THE DATA Start Marker
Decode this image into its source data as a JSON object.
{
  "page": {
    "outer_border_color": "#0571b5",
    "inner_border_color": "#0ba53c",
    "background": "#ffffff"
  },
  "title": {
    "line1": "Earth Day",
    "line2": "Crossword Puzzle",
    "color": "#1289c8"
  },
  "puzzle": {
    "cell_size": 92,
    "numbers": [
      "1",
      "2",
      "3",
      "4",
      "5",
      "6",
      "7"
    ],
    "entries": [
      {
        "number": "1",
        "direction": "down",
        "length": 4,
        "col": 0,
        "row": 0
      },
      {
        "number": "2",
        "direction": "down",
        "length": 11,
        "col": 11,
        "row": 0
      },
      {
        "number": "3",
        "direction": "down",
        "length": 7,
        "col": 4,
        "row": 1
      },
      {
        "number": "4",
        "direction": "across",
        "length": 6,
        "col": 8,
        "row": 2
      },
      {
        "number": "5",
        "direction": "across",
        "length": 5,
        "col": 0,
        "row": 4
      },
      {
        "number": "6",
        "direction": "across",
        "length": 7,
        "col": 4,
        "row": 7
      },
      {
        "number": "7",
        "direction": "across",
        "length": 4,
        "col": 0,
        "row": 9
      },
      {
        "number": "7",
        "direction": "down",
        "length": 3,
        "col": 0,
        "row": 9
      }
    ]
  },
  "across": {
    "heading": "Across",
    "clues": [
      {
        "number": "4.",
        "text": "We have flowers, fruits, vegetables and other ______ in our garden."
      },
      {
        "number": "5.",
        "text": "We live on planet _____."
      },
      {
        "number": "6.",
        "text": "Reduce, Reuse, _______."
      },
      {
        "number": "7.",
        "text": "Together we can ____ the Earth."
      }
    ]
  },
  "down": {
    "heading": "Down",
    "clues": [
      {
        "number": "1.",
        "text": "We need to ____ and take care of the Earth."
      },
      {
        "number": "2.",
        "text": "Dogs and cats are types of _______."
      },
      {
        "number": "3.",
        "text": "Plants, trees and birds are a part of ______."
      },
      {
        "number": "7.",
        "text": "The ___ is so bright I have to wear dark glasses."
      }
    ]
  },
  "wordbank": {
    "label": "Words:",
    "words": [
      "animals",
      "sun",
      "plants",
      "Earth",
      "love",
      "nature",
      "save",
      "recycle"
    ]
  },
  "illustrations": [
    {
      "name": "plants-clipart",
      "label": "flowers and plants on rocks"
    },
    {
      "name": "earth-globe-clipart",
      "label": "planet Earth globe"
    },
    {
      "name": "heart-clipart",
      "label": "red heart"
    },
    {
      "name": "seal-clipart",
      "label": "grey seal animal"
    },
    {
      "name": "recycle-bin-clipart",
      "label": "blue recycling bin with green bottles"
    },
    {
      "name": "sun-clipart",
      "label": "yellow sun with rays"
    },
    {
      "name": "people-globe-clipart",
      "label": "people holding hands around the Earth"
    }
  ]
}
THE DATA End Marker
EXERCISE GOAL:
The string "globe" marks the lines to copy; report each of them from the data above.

EXPECTED ANSWER:
      "name": "earth-globe-clipart",
      "label": "planet Earth globe"
      "name": "people-globe-clipart",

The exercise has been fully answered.